Records for the task »
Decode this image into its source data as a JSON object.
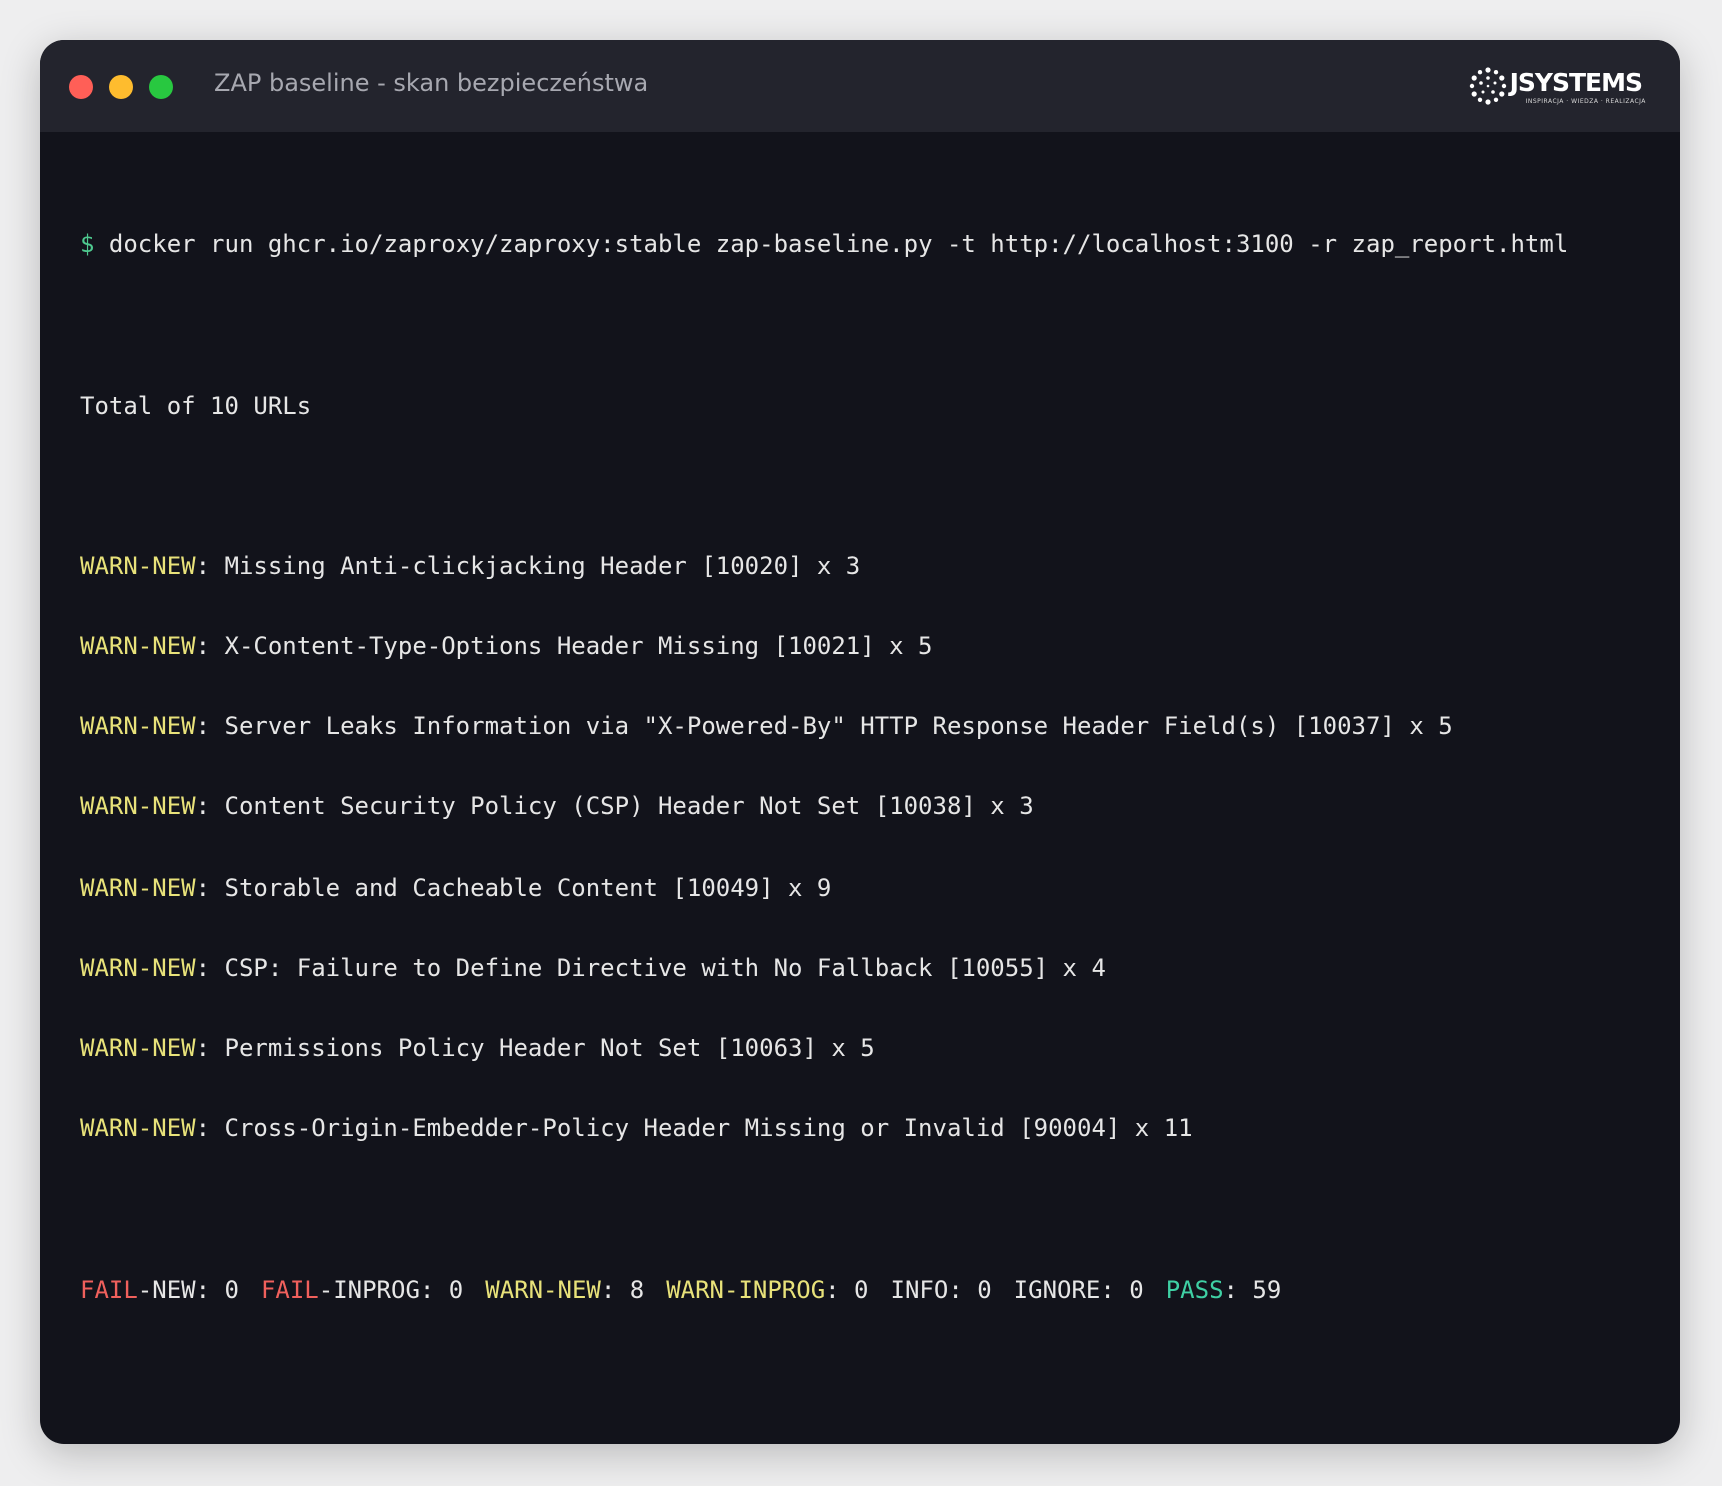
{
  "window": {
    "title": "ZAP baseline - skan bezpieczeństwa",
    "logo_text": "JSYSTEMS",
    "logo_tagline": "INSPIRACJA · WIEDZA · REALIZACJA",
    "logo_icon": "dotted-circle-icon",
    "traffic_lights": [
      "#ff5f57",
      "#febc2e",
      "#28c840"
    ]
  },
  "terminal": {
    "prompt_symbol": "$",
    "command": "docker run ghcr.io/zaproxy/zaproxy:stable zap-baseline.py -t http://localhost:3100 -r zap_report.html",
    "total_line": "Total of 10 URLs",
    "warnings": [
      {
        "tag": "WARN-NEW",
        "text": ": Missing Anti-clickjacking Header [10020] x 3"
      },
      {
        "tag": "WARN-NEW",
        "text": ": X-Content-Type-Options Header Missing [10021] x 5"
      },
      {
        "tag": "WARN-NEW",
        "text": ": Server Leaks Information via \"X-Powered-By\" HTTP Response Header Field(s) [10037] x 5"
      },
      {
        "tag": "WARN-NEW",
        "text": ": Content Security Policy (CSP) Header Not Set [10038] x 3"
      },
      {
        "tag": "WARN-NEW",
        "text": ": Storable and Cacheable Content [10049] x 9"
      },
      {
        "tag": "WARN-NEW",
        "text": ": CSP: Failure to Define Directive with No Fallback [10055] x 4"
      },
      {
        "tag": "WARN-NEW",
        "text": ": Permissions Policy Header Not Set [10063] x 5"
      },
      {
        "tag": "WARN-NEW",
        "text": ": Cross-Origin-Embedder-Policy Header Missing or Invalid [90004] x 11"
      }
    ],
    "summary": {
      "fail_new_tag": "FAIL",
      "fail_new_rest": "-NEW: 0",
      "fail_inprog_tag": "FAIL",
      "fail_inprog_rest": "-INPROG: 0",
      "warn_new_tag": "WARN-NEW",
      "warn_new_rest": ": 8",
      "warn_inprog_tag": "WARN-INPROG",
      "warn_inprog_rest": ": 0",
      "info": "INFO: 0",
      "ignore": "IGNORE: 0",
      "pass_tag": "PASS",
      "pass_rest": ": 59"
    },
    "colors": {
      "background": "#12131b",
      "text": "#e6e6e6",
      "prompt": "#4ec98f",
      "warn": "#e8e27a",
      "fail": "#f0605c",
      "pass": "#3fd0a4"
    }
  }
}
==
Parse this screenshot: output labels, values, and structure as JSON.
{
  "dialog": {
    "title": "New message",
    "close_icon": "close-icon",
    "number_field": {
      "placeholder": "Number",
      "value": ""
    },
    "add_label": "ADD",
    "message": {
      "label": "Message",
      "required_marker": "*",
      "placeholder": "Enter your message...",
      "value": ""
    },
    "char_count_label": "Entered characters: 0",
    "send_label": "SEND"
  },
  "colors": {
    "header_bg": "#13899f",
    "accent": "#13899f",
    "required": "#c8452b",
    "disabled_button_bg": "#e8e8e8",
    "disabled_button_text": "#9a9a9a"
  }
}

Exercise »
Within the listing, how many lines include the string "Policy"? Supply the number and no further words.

Task result »
3